Source material Block Start
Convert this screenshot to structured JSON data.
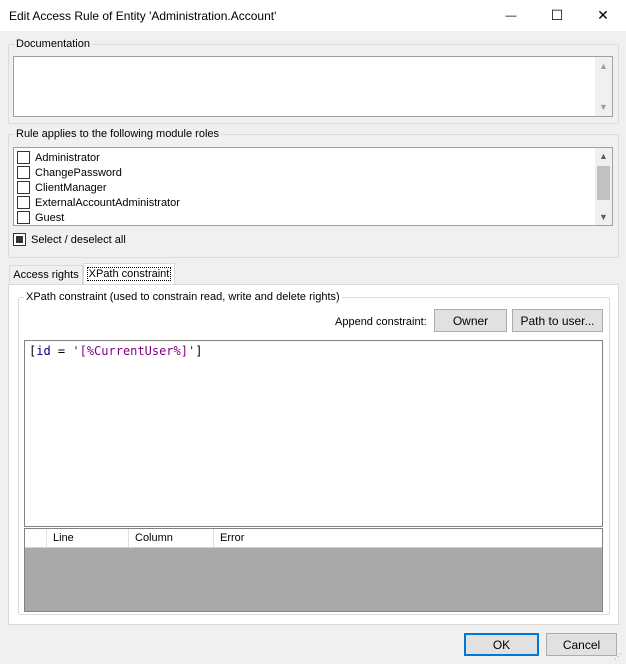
{
  "window": {
    "title": "Edit Access Rule of Entity 'Administration.Account'",
    "minimize_glyph": "—",
    "maximize_glyph": "☐",
    "close_glyph": "✕"
  },
  "documentation": {
    "legend": "Documentation",
    "value": ""
  },
  "roles": {
    "legend": "Rule applies to the following module roles",
    "items": [
      {
        "label": "Administrator",
        "checked": false
      },
      {
        "label": "ChangePassword",
        "checked": false
      },
      {
        "label": "ClientManager",
        "checked": false
      },
      {
        "label": "ExternalAccountAdministrator",
        "checked": false
      },
      {
        "label": "Guest",
        "checked": false
      }
    ],
    "select_all_label": "Select / deselect all"
  },
  "tabs": [
    {
      "label": "Access rights",
      "active": false
    },
    {
      "label": "XPath constraint",
      "active": true
    }
  ],
  "xpath": {
    "legend": "XPath constraint (used to constrain read, write and delete rights)",
    "append_label": "Append constraint:",
    "owner_button": "Owner",
    "path_button": "Path to user...",
    "code": {
      "open": "[",
      "attr": "id",
      "eq": " = ",
      "str": "'[%CurrentUser%]'",
      "close": "]"
    }
  },
  "error_grid": {
    "columns": [
      "Line",
      "Column",
      "Error"
    ]
  },
  "footer": {
    "ok_label": "OK",
    "cancel_label": "Cancel"
  },
  "colors": {
    "accent_border": "#0078d7",
    "string": "#7f007f",
    "identifier": "#00007f",
    "grid_bg": "#a9a9a9"
  }
}
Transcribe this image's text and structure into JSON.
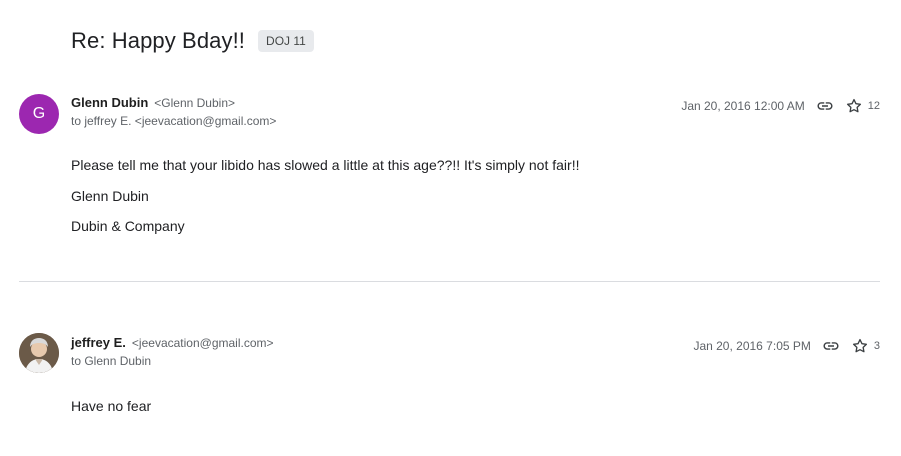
{
  "thread": {
    "subject": "Re: Happy Bday!!",
    "label": "DOJ 11"
  },
  "messages": [
    {
      "avatar_letter": "G",
      "avatar_color": "#9c27b0",
      "sender_name": "Glenn Dubin",
      "sender_email": "<Glenn Dubin>",
      "to_line": "to jeffrey E. <jeevacation@gmail.com>",
      "date": "Jan 20, 2016 12:00 AM",
      "star_count": "12",
      "body": [
        "Please tell me that your libido has slowed a little at this age??!! It's simply not fair!!",
        "Glenn Dubin",
        "Dubin & Company"
      ]
    },
    {
      "avatar_letter": "",
      "sender_name": "jeffrey E.",
      "sender_email": "<jeevacation@gmail.com>",
      "to_line": "to Glenn Dubin",
      "date": "Jan 20, 2016 7:05 PM",
      "star_count": "3",
      "body": [
        "Have no fear"
      ]
    }
  ],
  "icons": {
    "link": "link-icon",
    "star": "star-icon"
  }
}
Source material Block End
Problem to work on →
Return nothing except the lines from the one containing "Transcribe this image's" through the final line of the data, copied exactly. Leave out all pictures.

Reply →
Transcribe this image's text and structure into JSON.
{
  "thread": {
    "subject": "Re: Happy Bday!!",
    "label": "DOJ 11"
  },
  "messages": [
    {
      "avatar_letter": "G",
      "avatar_color": "#9c27b0",
      "sender_name": "Glenn Dubin",
      "sender_email": "<Glenn Dubin>",
      "to_line": "to jeffrey E. <jeevacation@gmail.com>",
      "date": "Jan 20, 2016 12:00 AM",
      "star_count": "12",
      "body": [
        "Please tell me that your libido has slowed a little at this age??!! It's simply not fair!!",
        "Glenn Dubin",
        "Dubin & Company"
      ]
    },
    {
      "avatar_letter": "",
      "sender_name": "jeffrey E.",
      "sender_email": "<jeevacation@gmail.com>",
      "to_line": "to Glenn Dubin",
      "date": "Jan 20, 2016 7:05 PM",
      "star_count": "3",
      "body": [
        "Have no fear"
      ]
    }
  ],
  "icons": {
    "link": "link-icon",
    "star": "star-icon"
  }
}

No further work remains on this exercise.